** Opening RECORDS FOR THE EXERCISE block **

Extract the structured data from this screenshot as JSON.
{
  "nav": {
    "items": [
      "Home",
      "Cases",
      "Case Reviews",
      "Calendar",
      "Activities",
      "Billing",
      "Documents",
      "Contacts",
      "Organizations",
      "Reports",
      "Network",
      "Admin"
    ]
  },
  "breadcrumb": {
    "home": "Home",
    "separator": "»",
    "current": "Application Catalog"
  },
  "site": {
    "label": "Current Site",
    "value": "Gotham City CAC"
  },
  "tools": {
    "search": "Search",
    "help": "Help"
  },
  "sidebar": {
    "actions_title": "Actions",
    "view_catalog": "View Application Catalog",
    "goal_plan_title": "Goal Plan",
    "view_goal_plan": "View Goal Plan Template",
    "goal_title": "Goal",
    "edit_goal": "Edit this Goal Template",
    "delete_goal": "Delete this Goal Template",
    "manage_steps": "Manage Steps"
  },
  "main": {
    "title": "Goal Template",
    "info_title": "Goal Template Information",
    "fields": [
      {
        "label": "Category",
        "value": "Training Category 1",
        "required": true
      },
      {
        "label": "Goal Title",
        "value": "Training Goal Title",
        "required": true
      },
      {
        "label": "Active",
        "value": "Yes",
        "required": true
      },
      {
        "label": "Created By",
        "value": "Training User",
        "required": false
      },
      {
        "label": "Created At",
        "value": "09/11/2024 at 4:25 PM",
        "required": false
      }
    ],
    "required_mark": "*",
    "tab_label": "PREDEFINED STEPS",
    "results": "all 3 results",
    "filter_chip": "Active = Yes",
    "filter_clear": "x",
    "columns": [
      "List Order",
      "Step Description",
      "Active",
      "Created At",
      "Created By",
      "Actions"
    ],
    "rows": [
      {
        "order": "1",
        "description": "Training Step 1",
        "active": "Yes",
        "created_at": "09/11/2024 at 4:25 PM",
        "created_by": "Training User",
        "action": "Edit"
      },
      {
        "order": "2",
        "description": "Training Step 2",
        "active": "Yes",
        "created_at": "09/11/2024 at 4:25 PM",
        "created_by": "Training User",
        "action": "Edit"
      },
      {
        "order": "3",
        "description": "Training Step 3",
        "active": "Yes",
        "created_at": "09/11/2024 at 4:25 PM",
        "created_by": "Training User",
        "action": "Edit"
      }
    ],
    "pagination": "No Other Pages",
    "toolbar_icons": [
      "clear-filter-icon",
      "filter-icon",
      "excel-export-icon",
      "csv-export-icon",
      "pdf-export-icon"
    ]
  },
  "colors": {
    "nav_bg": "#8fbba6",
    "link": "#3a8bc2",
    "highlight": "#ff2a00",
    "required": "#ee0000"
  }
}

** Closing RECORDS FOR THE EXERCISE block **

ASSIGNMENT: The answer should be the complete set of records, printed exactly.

PROBLEM SOLUTION:
Extract the structured data from this screenshot as JSON.
{
  "nav": {
    "items": [
      "Home",
      "Cases",
      "Case Reviews",
      "Calendar",
      "Activities",
      "Billing",
      "Documents",
      "Contacts",
      "Organizations",
      "Reports",
      "Network",
      "Admin"
    ]
  },
  "breadcrumb": {
    "home": "Home",
    "separator": "»",
    "current": "Application Catalog"
  },
  "site": {
    "label": "Current Site",
    "value": "Gotham City CAC"
  },
  "tools": {
    "search": "Search",
    "help": "Help"
  },
  "sidebar": {
    "actions_title": "Actions",
    "view_catalog": "View Application Catalog",
    "goal_plan_title": "Goal Plan",
    "view_goal_plan": "View Goal Plan Template",
    "goal_title": "Goal",
    "edit_goal": "Edit this Goal Template",
    "delete_goal": "Delete this Goal Template",
    "manage_steps": "Manage Steps"
  },
  "main": {
    "title": "Goal Template",
    "info_title": "Goal Template Information",
    "fields": [
      {
        "label": "Category",
        "value": "Training Category 1",
        "required": true
      },
      {
        "label": "Goal Title",
        "value": "Training Goal Title",
        "required": true
      },
      {
        "label": "Active",
        "value": "Yes",
        "required": true
      },
      {
        "label": "Created By",
        "value": "Training User",
        "required": false
      },
      {
        "label": "Created At",
        "value": "09/11/2024 at 4:25 PM",
        "required": false
      }
    ],
    "required_mark": "*",
    "tab_label": "PREDEFINED STEPS",
    "results": "all 3 results",
    "filter_chip": "Active = Yes",
    "filter_clear": "x",
    "columns": [
      "List Order",
      "Step Description",
      "Active",
      "Created At",
      "Created By",
      "Actions"
    ],
    "rows": [
      {
        "order": "1",
        "description": "Training Step 1",
        "active": "Yes",
        "created_at": "09/11/2024 at 4:25 PM",
        "created_by": "Training User",
        "action": "Edit"
      },
      {
        "order": "2",
        "description": "Training Step 2",
        "active": "Yes",
        "created_at": "09/11/2024 at 4:25 PM",
        "created_by": "Training User",
        "action": "Edit"
      },
      {
        "order": "3",
        "description": "Training Step 3",
        "active": "Yes",
        "created_at": "09/11/2024 at 4:25 PM",
        "created_by": "Training User",
        "action": "Edit"
      }
    ],
    "pagination": "No Other Pages",
    "toolbar_icons": [
      "clear-filter-icon",
      "filter-icon",
      "excel-export-icon",
      "csv-export-icon",
      "pdf-export-icon"
    ]
  },
  "colors": {
    "nav_bg": "#8fbba6",
    "link": "#3a8bc2",
    "highlight": "#ff2a00",
    "required": "#ee0000"
  }
}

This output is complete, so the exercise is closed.